What’s the most reliable brand of hard drive?
All drives by all manufacturers will die. It’s just a matter of time. No brand is immune. In terms of longevity, some drives do, in fact, fail sooner than others. The problem in answering the question, though, is that it takes years to learn that a drive model is more error prone than others. By that time, the drives have been discontinued and the information no longer applies. The most important thing is to keep the data backed up so that if the inevitable happens sooner than expected, no data will be lost.
How many different hard drive manufacturers are there?
More than 80 companies have made hard drives since 1956: IBM, Seagate, Maxtor, Samsung, Hitachi, Fujitsu, Western Digital, Toshiba, Quantum were the biggest. Only three currently remain. Toshiba, Seagate and Western Digital.
Why can’t I fix the drive myself?
There’s a chance you can. But doing so would have to do with more luck than science. If the data is not important, or is easily reproducible, give it a shot! But if it is important, do not use your own data as a project to “see if you can do it”.
Can I use the drive after you fix it?
No, the drive should never be used again. Drives are often made to work again to retrieve your data, but for this they only need to work for a few hours. Unless specifically requested, your drive will not be returned and will instead be recycled responsibly.
What’s your success rate?
We have recovered data from about 85% of drives that we have seen. The drives counted as successes had most or all data recovered from them. What determines if a recovery can be successful largely depends on what part failed in the drive. Unfortunately, that can only be determined with a diagnostic in our lab. There is not an accurate way to determine this yourself.
Why did my drive fail?
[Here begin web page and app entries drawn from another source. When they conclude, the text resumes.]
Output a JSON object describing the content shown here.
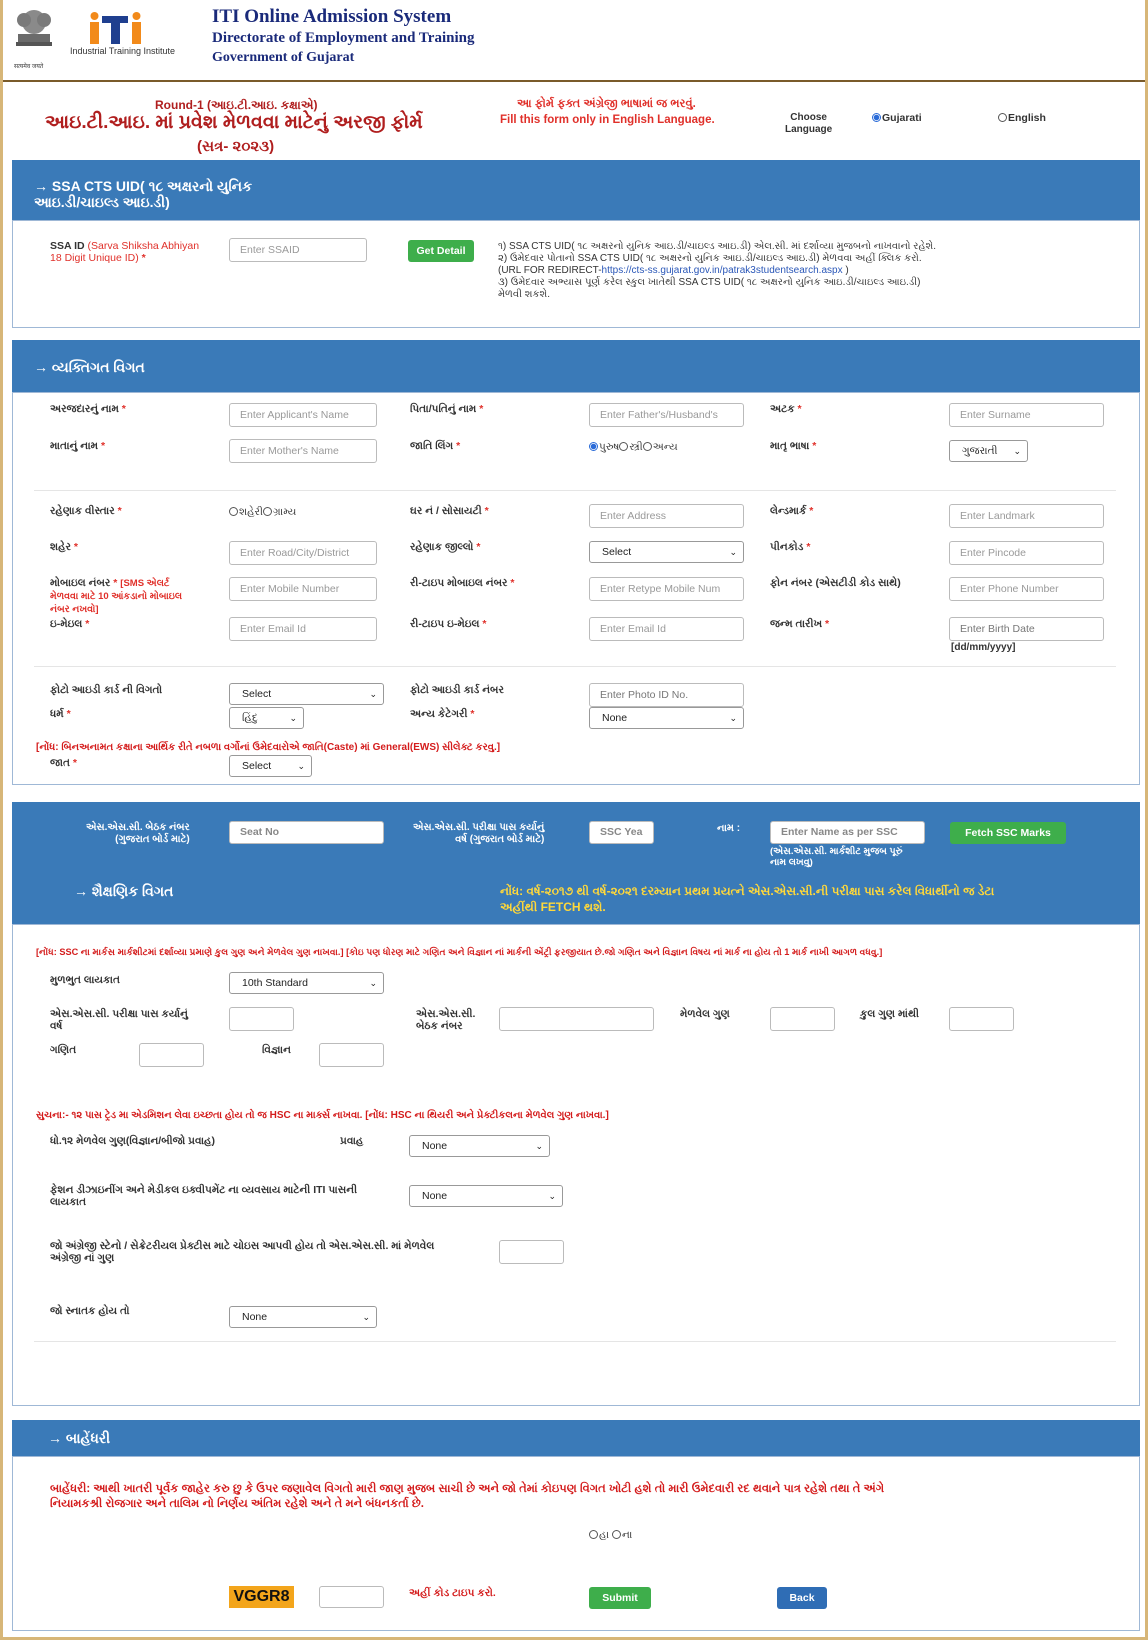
{
  "header": {
    "logo_caption": "सत्यमेव जयते",
    "iti_logo_caption": "Industrial Training Institute",
    "title1": "ITI Online Admission System",
    "title2": "Directorate of Employment and Training",
    "title3": "Government of Gujarat"
  },
  "form_head": {
    "round": "Round-1 (આઇ.ટી.આઇ. કક્ષાએ)",
    "title": "આઇ.ટી.આઇ. માં પ્રવેશ મેળવવા માટેનું અરજી ફોર્મ",
    "session": "(સત્ર- ૨૦૨૩)",
    "warn_guj": "આ ફોર્મ ફક્ત અંગ્રેજી ભાષામાં જ ભરવું.",
    "warn_en": "Fill this form only in English Language.",
    "choose_language": "Choose\nLanguage",
    "lang_gujarati": "Gujarati",
    "lang_english": "English"
  },
  "ssa": {
    "band_title": "→ SSA CTS UID( ૧૮ અક્ષરનો યુનિક\nઆઇ.ડી/ચાઇલ્ડ આઇ.ડી)",
    "label": "SSA ID",
    "label_red": "(Sarva Shiksha Abhiyan\n18 Digit Unique ID)",
    "star": "*",
    "placeholder": "Enter SSAID",
    "get_detail": "Get Detail",
    "info1": "૧) SSA CTS UID( ૧૮ અક્ષરનો યુનિક આઇ.ડી/ચાઇલ્ડ આઇ.ડી) એલ.સી. માં દર્શાવ્યા મુજબનો નાખવાનો રહેશે.",
    "info2": "૨) ઉમેદવાર પોતાનો SSA CTS UID( ૧૮ અક્ષરનો યુનિક આઇ.ડી/ચાઇલ્ડ આઇ.ડી) મેળવવા અહીં ક્લિક કરો.",
    "info3_prefix": "(URL FOR REDIRECT-",
    "info3_link": "https://cts-ss.gujarat.gov.in/patrak3studentsearch.aspx",
    "info3_suffix": " )",
    "info4": "૩) ઉમેદવાર અભ્યાસ પૂર્ણ કરેલ સ્કુલ ખાતેથી SSA CTS UID( ૧૮ અક્ષરનો યુનિક આઇ.ડી/ચાઇલ્ડ આઇ.ડી)\nમેળવી શકશે."
  },
  "personal": {
    "band_title": "→ વ્યક્તિગત વિગત",
    "applicant_name": "અરજદારનું નામ",
    "applicant_ph": "Enter Applicant's Name",
    "father_name": "પિતા/પતિનું નામ",
    "father_ph": "Enter Father's/Husband's",
    "surname": "અટક",
    "surname_ph": "Enter Surname",
    "mother_name": "માતાનું નામ",
    "mother_ph": "Enter Mother's Name",
    "gender": "જાતિ લિંગ",
    "gender_male": "પુરુષ",
    "gender_female": "સ્ત્રી",
    "gender_other": "અન્ય",
    "mother_tongue": "માતૃ ભાષા",
    "mother_tongue_val": "ગુજરાતી",
    "area": "રહેણાક વીસ્તાર",
    "area_urban": "શહેરી",
    "area_rural": "ગ્રામ્ય",
    "house": "ઘર નં / સોસાયટી",
    "address_ph": "Enter Address",
    "landmark": "લેન્ડમાર્ક",
    "landmark_ph": "Enter Landmark",
    "city": "શહેર",
    "city_ph": "Enter Road/City/District",
    "district": "રહેણાક જીલ્લો",
    "district_val": "Select",
    "pincode": "પીનકોડ",
    "pincode_ph": "Enter Pincode",
    "mobile": "મોબાઇલ નંબર",
    "mobile_note": "[SMS એલર્ટ\nમેળવવા માટે 10 આંકડાનો મોબાઇલ\nનંબર નખવો]",
    "mobile_ph": "Enter Mobile Number",
    "retype_mobile": "રી-ટાઇપ મોબાઇલ નંબર",
    "retype_mobile_ph": "Enter Retype Mobile Num",
    "phone": "ફોન નંબર (એસટીડી કોડ સાથે)",
    "phone_ph": "Enter Phone Number",
    "email": "ઇ-મેઇલ",
    "email_ph": "Enter Email Id",
    "retype_email": "રી-ટાઇપ ઇ-મેઇલ",
    "retype_email_ph": "Enter Email Id",
    "dob": "જન્મ તારીખ",
    "dob_ph": "Enter Birth Date",
    "dob_format": "[dd/mm/yyyy]",
    "photo_id": "ફોટો આઇડી કાર્ડ ની વિગતો",
    "photo_id_val": "Select",
    "photo_id_no": "ફોટો આઇડી કાર્ડ નંબર",
    "photo_id_no_ph": "Enter Photo ID No.",
    "religion": "ધર્મ",
    "religion_val": "હિંદુ",
    "other_category": "અન્ય કેટેગરી",
    "other_category_val": "None",
    "ews_note": "[નોંધ: બિનઅનામત કક્ષાના આર્થિક રીતે નબળા વર્ગોનાં ઉમેદવારોએ જાતિ(Caste) માં General(EWS) સીલેક્ટ કરવુ.]",
    "caste": "જાત",
    "caste_val": "Select",
    "star": "*"
  },
  "ssc_band": {
    "seat_label": "એસ.એસ.સી. બેઠક નંબર\n(ગુજરાત બોર્ડ માટે)",
    "seat_ph": "Seat No",
    "year_label": "એસ.એસ.સી. પરીક્ષા પાસ કર્યાનું\nવર્ષ (ગુજરાત બોર્ડ માટે)",
    "year_ph": "SSC Yea",
    "name_label": "નામ :",
    "name_ph": "Enter Name as per SSC",
    "name_note": "(એસ.એસ.સી. માર્કશીટ મુજબ પૂરું\nનામ લખવુ)",
    "fetch": "Fetch SSC Marks",
    "edu_title": "→ શૈક્ષણિક વિગત",
    "yellow_note": "નોંધ: વર્ષ-૨૦૧૭ થી વર્ષ-૨૦૨૧ દરમ્યાન પ્રથમ પ્રયત્ને એસ.એસ.સી.ની પરીક્ષા પાસ કરેલ વિધાર્થીનો જ ડેટા\nઅહીંથી FETCH થશે."
  },
  "education": {
    "marks_note": "[નોંધ: SSC ના માર્કસ માર્કશીટમાં દર્શાવ્યા પ્રમાણે કુલ ગુણ અને મેળવેલ ગુણ નાખવા.] [કોઇ પણ ધોરણ માટે ગણિત અને વિજ્ઞાન નાં માર્કની એંટ્રી ફરજીયાત છે.જો ગણિત અને વિજ્ઞાન વિષય નાં માર્ક ના હોય તો 1 માર્ક નાખી આગળ વધવુ.]",
    "basic_qual": "મુળભુત લાયકાત",
    "basic_qual_val": "10th Standard",
    "ssc_year": "એસ.એસ.સી. પરીક્ષા પાસ કર્યાનું\nવર્ષ",
    "ssc_seat": "એસ.એસ.સી.\nબેઠક નંબર",
    "obtained": "મેળવેલ ગુણ",
    "total": "કુલ ગુણ માંથી",
    "maths": "ગણિત",
    "science": "વિજ્ઞાન",
    "hsc_note": "સુચના:- ૧૨ પાસ ટ્રેડ મા એડમિશન લેવા ઇચ્છતા હોય તો જ HSC ના માર્ક્સ નાખવા. [નોંધ: HSC ના થિયરી અને પ્રેક્ટીકલના મેળવેલ ગુણ નાખવા.]",
    "std12": "ધો.૧૨ મેળવેલ ગુણ(વિજ્ઞાન/બીજો પ્રવાહ)",
    "stream": "પ્રવાહ",
    "stream_val": "None",
    "fashion": "ફેશન ડીઝાઇનીંગ અને મેડીકલ ઇક્વીપમેંટ ના વ્યવસાય માટેની ITI પાસની\nલાયકાત",
    "fashion_val": "None",
    "english": "જો અંગ્રેજી સ્ટેનો / સેક્રેટરીયલ પ્રેક્ટીસ માટે ચોઇસ આપવી હોય તો એસ.એસ.સી. માં મેળવેલ\nઅંગ્રેજી નાં ગુણ",
    "graduate": "જો સ્નાતક હોય તો",
    "graduate_val": "None"
  },
  "declaration": {
    "band_title": "→ બાહેંધરી",
    "text": "બાહેંધરી: આથી ખાતરી પૂર્વક જાહેર કરુ છુ કે ઉપર જણાવેલ વિગતો મારી જાણ મુજબ સાચી છે અને જો તેમાં કોઇપણ વિગત ખોટી હશે તો મારી ઉમેદવારી રદ થવાને પાત્ર રહેશે તથા તે અંગે\nનિયામકશ્રી રોજગાર અને તાલિમ નો નિર્ણય અંતિમ રહેશે અને તે મને બંધનકર્તા છે.",
    "yes": "હા",
    "no": "ના",
    "captcha": "VGGR8",
    "captcha_hint": "અહીં કોડ ટાઇપ કરો.",
    "submit": "Submit",
    "back": "Back"
  },
  "colors": {
    "band": "#3a7ab8",
    "accent_red": "#e0302a",
    "yellow": "#ffd83a",
    "green": "#3eae4b",
    "blue": "#2f6db5",
    "frame": "#d7b678"
  }
}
Unless you dropped it, it was probably nothing that you did. Hard drives have a lot of intricate components moving at incredibly high speeds. The fact that they work at all is amazing. You should not be surprised when they fail, it happens to all of them eventually. With luck, they last until you are ready to upgrade. Sometimes accidents or random chance prevent that from happening.
What can I do to prevent it from happening again?
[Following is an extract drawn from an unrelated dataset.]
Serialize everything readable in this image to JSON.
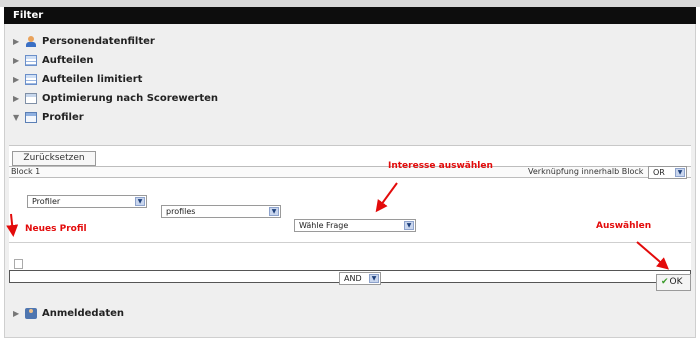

Don’t drop it. That’s about it. Everything else that can kill a drive is outside of your control. So really, what you need to do is always have a backup so that when it does happen again, you don’t lose any data.
What happens to my data once you get it?
It is saved onto a dedicated drive that houses your data in exactly the same way it was on your drive originally. It is then transferred to DVDs or another drive for delivery to you. For security purposes; at no point is it kept on a machine that is kept connected to the internet.
How long does this process take?
This largely depends on why the drive failed. Almost all recoveries are done within a week. Some take longer, most take less time.
My local IT shop (or Uncle, or Neighbor’s kid, or sister, or whomever) does stuff with drives. How are you different?
Professional data recovery is incredibly specialized. Without very expensive and dedicated equipment that is purpose-built for recovery, there is just no way of getting the data recovered on complex cases, and no way of doing it without unnecessary risk on simpler cases.